If it was a sad song, it’d make you cry. But there were a lot of different sides to him: fed-up, angry, militant, having a good time. His spirit spoke to me because it was like you knew everything that he was going through, especially when he made Me Against the World. You just felt every aspect of his pain, every emotion: when he was happy, when he was sad. His ability to touch people’s lives like that was incredible.
The school I come from growing up, we spent a lot of time studying rappers, everyone from N.W.A. to Public Enemy to Big Daddy Kane to Kool G Rap to Rakim to Special Ed, taking all these bits and pieces from each one. Tupac was the first one to really help me learn how to make songs that felt like something.
He was so versatile — if you weren’t in the mood for what he was doing on this song here, he’s got something for you over here. He covered such a broad perspective and there were so many different sides to him, but the best part about him overall was that he was a human being.
He would let you see that. I used to be fascinated with his interviews like, “Yo, what he’s saying is so true.” He would also be able to trump people who were interviewing him when they would hit him with hard questions — it was incredible. He was a superstar in every aspect of the word. You just wanted to know that guy. Like man, I wanna hang out with Pac.

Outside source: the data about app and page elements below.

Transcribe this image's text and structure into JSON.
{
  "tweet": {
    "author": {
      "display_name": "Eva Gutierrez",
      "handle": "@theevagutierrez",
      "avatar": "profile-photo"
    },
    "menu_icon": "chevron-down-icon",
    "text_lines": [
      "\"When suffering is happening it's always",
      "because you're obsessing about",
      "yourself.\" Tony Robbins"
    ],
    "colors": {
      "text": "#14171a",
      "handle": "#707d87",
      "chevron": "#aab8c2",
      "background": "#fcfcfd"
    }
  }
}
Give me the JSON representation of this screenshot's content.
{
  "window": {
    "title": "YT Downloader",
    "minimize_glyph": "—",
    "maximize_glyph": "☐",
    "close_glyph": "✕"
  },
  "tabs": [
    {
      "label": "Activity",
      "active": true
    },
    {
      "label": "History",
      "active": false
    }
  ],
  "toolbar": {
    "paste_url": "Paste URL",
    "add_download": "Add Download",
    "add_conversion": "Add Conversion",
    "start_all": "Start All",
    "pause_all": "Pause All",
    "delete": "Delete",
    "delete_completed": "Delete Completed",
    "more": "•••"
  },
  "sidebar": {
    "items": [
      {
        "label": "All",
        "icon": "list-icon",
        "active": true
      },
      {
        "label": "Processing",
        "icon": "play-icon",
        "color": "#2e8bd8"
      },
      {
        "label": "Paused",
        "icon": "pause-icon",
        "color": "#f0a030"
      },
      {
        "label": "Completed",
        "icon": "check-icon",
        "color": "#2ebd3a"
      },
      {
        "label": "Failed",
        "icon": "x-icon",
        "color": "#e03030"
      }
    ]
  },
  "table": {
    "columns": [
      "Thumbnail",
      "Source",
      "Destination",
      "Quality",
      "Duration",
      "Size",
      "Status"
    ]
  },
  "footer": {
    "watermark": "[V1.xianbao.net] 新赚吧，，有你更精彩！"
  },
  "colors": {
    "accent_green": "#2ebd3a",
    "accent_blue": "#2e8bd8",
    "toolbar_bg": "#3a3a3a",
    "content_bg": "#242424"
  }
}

I don’t know if he was talking to Arsenio [Hall] but I remember him saying something to the effect of “[it’s like] people standing outside watching through the window at a bunch of motherfuckers throwing food around and having a party and everybody’s hungry outside and they’re seeing through the window and after a minute, you got people out here singing, ‘We’re hungry, we’re hungry.
Let us in, let us in.’ And the next minute when no one’s listening, it’s like ‘Alright, we’re kicking the door down, coming through, picking the lock, blasting.'” When he was giving those analogies, they were incredible. It was almost like he was writing songs when he was doing interviews.
When his mother, Afeni (Shakur), let me produce one of Tupac’s albums — the Loyal to the Game album — I wrote her a letter thanking her for letting me do it. You wouldn’t be able to tell the 18/19-year-old Marshall that he would ever be able to get his hands on some Tupac vocals and have that opportunity.
It was such a significant piece of history for me and so much fun. I’m like a kid in a candy store; going nuts with the fact that I’m putting beats under his rhymes. Regardless of how good a rapper someone is, it’s easy for things to eventually get dated. But when you make songs like Tupac did, songs that feel like something, that feeling never goes away.
I can put “If I Die 2Nite” in and want to fight somebody the second it comes on. That’s the kind of emotion he sparked. I could put “Dear Mama” in and damn near be in tears. He was just so good at evoking emotions through songs and I picked up so much from that. Biggie had that as well.
It was that same kind of thing… he was so good at putting the right words and music together. I would have a hard time believing that they didn’t know what they were doing when they were putting certain words on certain chords of the beat. I would have a hard time believing that it was all accidental. It was true genius.